Brandon: James really covered everything quite well with his answer. Craig Furgerson is probably the master at the interview segment, Fallon and Conan are the best at bits. The rest can be highlight worthy occasionally and also I guess, Jay Leno still does things sometimes maybe.
Jessica (@starkers_in_yeg) asks: James, did you get my birthday present? If not, why are you so disappointing, Brandon?
James: I did! It was very kind, and thank you very much for it! I don’t know why Brandon is awful in general, though, just that he is and it is my duty to protect you all from him.
Brandon: where is that bag of puppies
Scott (@scottowilliams) asks: What, um… like, what do you think about
James: How it’s not my fault that people are wrong about Batman.

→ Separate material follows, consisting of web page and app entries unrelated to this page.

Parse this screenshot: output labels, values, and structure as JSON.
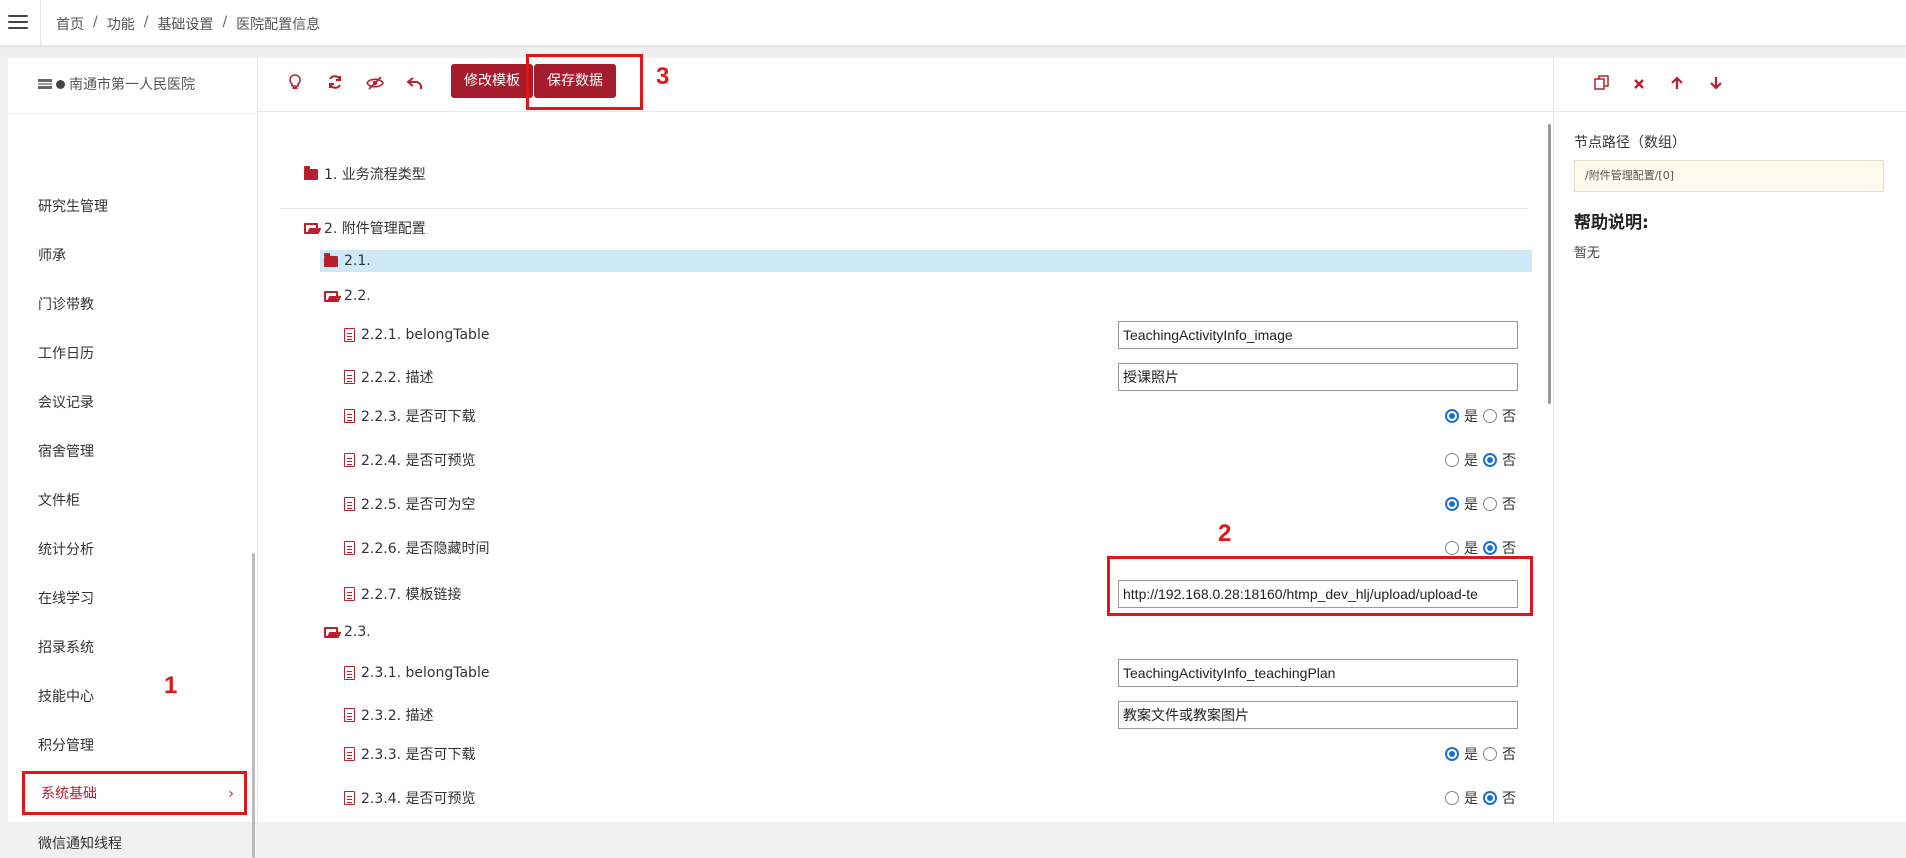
{
  "breadcrumb": [
    "首页",
    "功能",
    "基础设置",
    "医院配置信息"
  ],
  "breadcrumb_sep": "/",
  "sidebar": {
    "hospital": "南通市第一人民医院",
    "items": [
      {
        "label": "研究生管理"
      },
      {
        "label": "师承"
      },
      {
        "label": "门诊带教"
      },
      {
        "label": "工作日历"
      },
      {
        "label": "会议记录"
      },
      {
        "label": "宿舍管理"
      },
      {
        "label": "文件柜"
      },
      {
        "label": "统计分析"
      },
      {
        "label": "在线学习"
      },
      {
        "label": "招录系统"
      },
      {
        "label": "技能中心"
      },
      {
        "label": "积分管理"
      },
      {
        "label": "系统基础",
        "active": true
      },
      {
        "label": "微信通知线程"
      }
    ],
    "active_chevron": "›"
  },
  "toolbar": {
    "icons": [
      "bulb-icon",
      "refresh-icon",
      "eye-slash-icon",
      "undo-icon"
    ],
    "edit_template": "修改模板",
    "save_data": "保存数据"
  },
  "annotations": {
    "a1": "1",
    "a2": "2",
    "a3": "3"
  },
  "tree": {
    "n1": "1. 业务流程类型",
    "n2": "2. 附件管理配置",
    "n21": "2.1.",
    "n22": "2.2.",
    "n221": {
      "label": "2.2.1. belongTable",
      "value": "TeachingActivityInfo_image"
    },
    "n222": {
      "label": "2.2.2. 描述",
      "value": "授课照片"
    },
    "n223": {
      "label": "2.2.3. 是否可下载",
      "selected": "是"
    },
    "n224": {
      "label": "2.2.4. 是否可预览",
      "selected": "否"
    },
    "n225": {
      "label": "2.2.5. 是否可为空",
      "selected": "是"
    },
    "n226": {
      "label": "2.2.6. 是否隐藏时间",
      "selected": "否"
    },
    "n227": {
      "label": "2.2.7. 模板链接",
      "value": "http://192.168.0.28:18160/htmp_dev_hlj/upload/upload-te"
    },
    "n23": "2.3.",
    "n231": {
      "label": "2.3.1. belongTable",
      "value": "TeachingActivityInfo_teachingPlan"
    },
    "n232": {
      "label": "2.3.2. 描述",
      "value": "教案文件或教案图片"
    },
    "n233": {
      "label": "2.3.3. 是否可下载",
      "selected": "是"
    },
    "n234": {
      "label": "2.3.4. 是否可预览",
      "selected": "否"
    }
  },
  "radio_labels": {
    "yes": "是",
    "no": "否"
  },
  "right_panel": {
    "icons": [
      "copy-icon",
      "delete-icon",
      "arrow-up-icon",
      "arrow-down-icon"
    ],
    "path_label": "节点路径（数组）",
    "path_value": "/附件管理配置/[0]",
    "help_title": "帮助说明:",
    "help_text": "暂无"
  },
  "colors": {
    "accent": "#a51d2d",
    "annotation": "#e0161a",
    "selected_row": "#cfe8f7",
    "radio_on": "#1a6fd6"
  }
}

Brandon: How I wish that my family was proud of me instead of perplexed and disappointed? Why are you bringing this up, Scott.
Scott continues: Who is,uh, like who do you, um, what’s your favourite guy who does, like, um, stuff
James: Jesus. Would you mind if I talked to you about him for a little bit?
Brandon: Dave Eggers. Would you mind if I talked to you about him for a little bit?
Scott mumbles: What was your reaction when the thing happened
James: White hot, apoplectic rage towards you, on a very personal level. Why are you the fucking worst, Scott?
Scott rambles: Out of the whole year, what was your favourite of the whole year of this year
James: I thought Hawkeye was pretty great.
Brandon: Yeah, pretty much.
Scott scratches himself and asks: What like will be the next thing of whatever
James: People being snooty about Django Unchained and Les Miserables, opening Christmas Day!
Where’s my fucking money, Weinstein?
Brandon: Probably Young Avengers or Pretty Deadly or Sex Criminals or Satellite Sam.
Scott coughs: How did?
James: Well, it finally happened, people: Scott’s untreated AIDS (why didn’t you get the help we offered?!) finally did him in. He’s dead.
And you know what? Good riddance. We don’t need him, do we, Brandon? We can come up with our own questions! Ones with appropriate grammar and punctuation and everything! And I won’t have to try to give a damn about Aerosmith anymore! Truly, we’re gonna enter a new Renaissance, not just for this site, but for the world in general. Scott was literally the one thing holding us back from Utopia. Fuck that guy.
Brandon: James, don’t do that, you’ll get AIDS.
Scott resurrects: What was your favourite one they had for it?
James: Well, shit.
Brandon: Merry Crumpsmas to all, and to all a swag night!
That’s it for the thirty-ninth installment of Um, Actually! Check in every Thursday for a new batch of questions. If you have anything you’d like answered, hit up our Contact page! If you submit anything via Twitter – to @blogaboutcomics, @leask or @soupytoasterson - remember to include the hashtag #UMACTUALLY so that we don’t lose it. Remember: you can ask us anything.